On December 9, 2009, the U.S. House of Representatives approved H.R. 4213, the “Tax Extenders Act of 2009.” The bill would extend for one more year more than forty tax provisions that are set to expire at the end of this year, including the research credit and a number of important tax breaks for individuals. In order to offset more than $30 billion in tax relief, the bill also requires stricter reporting on U.S.-held foreign assets by foreign financial institutions and U.S. citizens.
Three provisions draw particular attention. First, starting with tax year 2013, the foreign financial institutions, foreign trusts, and foreign corporations are required to obtain and provide information from each of their account holders to determine if any account is American-owned. Foreign financial institutions must also comply with verification procedures and to report any U.S. accounts maintained by the institution on an annual basis. Then, any foreign financial institution that complies with the new verification and reporting standards would be subject to a 30 percent tax on income from U.S. financial assets held by the foreign institution. Where the owner of the account is a foreign government, an international organization, a foreign central bank, or any other class identified by the Treasury Department as posing a low risk of tax evasion, the withholding tax would not apply. Notice, the H.R. 4213’s requirements only apply if the aggregate value of the accounts in the foreign institutions exceeds $10,000. Hence, the basic FBAR rule that the owners of foreign financial accounts with the aggregate value of below $10,000 do not need to report the accounts still applies.
Second, H.R. 4213 requires any U.S. taxpayer with a foreign financial asset exceeding $50,000 in value to report the asset with their tax return. The penalty for failure to report a foreign financial asset would be $10,000 and could possibly increase to as much as $50,000.
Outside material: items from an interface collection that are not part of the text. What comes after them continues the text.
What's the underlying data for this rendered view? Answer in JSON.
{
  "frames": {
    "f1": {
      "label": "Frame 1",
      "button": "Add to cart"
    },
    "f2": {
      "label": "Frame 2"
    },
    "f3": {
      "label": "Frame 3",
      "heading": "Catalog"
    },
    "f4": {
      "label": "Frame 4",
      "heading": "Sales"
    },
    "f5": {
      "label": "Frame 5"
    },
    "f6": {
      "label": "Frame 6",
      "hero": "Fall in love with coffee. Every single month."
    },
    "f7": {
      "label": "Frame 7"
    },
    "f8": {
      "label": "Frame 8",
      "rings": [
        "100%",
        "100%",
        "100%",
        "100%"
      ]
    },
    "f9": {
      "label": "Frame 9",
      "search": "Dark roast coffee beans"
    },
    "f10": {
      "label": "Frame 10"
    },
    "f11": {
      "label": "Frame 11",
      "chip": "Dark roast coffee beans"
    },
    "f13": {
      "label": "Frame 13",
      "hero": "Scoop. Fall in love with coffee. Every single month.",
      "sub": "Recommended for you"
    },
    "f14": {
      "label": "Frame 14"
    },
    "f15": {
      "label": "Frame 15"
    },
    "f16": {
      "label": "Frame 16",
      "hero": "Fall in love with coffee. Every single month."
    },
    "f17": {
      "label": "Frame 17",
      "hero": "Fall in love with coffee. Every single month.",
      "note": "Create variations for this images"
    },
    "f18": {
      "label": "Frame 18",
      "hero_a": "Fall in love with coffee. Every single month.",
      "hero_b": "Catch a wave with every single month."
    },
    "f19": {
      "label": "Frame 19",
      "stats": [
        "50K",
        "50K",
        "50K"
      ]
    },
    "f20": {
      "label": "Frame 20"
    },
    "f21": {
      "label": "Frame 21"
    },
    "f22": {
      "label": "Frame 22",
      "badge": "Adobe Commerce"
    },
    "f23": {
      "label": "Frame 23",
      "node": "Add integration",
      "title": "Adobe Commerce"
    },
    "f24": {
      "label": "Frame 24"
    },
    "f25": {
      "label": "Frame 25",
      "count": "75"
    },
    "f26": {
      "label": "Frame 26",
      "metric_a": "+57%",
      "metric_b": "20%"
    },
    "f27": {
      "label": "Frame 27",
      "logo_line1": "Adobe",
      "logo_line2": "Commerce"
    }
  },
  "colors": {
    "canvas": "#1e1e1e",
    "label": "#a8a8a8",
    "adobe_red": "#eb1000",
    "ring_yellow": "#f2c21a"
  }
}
Third, additional annual reporting requirements (similar to other U.S. holders of foreign assets) are imposed on the shareholders of passive foreign investment companies and U.S. owners of foreign trusts. A U.S. taxpayer failing to report a foreign owned trust would pay the greater of $10,000 or 35 percent of the amount of the trust.
Finally, the Tax Extenders Act of 2009 increases the tax rate on so-called “carried interest” levied on investment partnerships by treating carried interest as normal income and taxing it at the standard income tax rate (currently 35 percent) rather than the capital gains rate (currently 15 percent). This measure would have a particular impact on most private equities and hedge funds (which operate as partnerships with a general partner managing the fund and contributing partners supplying the capital), because the managers of these funds generally receive two forms of compensation from the fund: a small percentage of the fund’s assets like a contributing partner, and a higher percentage of the fund’s annual earnings that only the fund’s manager receives (i.e. carried interest).
While most of the provisions of the H.R. 4213 are expected to pass the Senate, the “carried interest” provision might present a significant problem.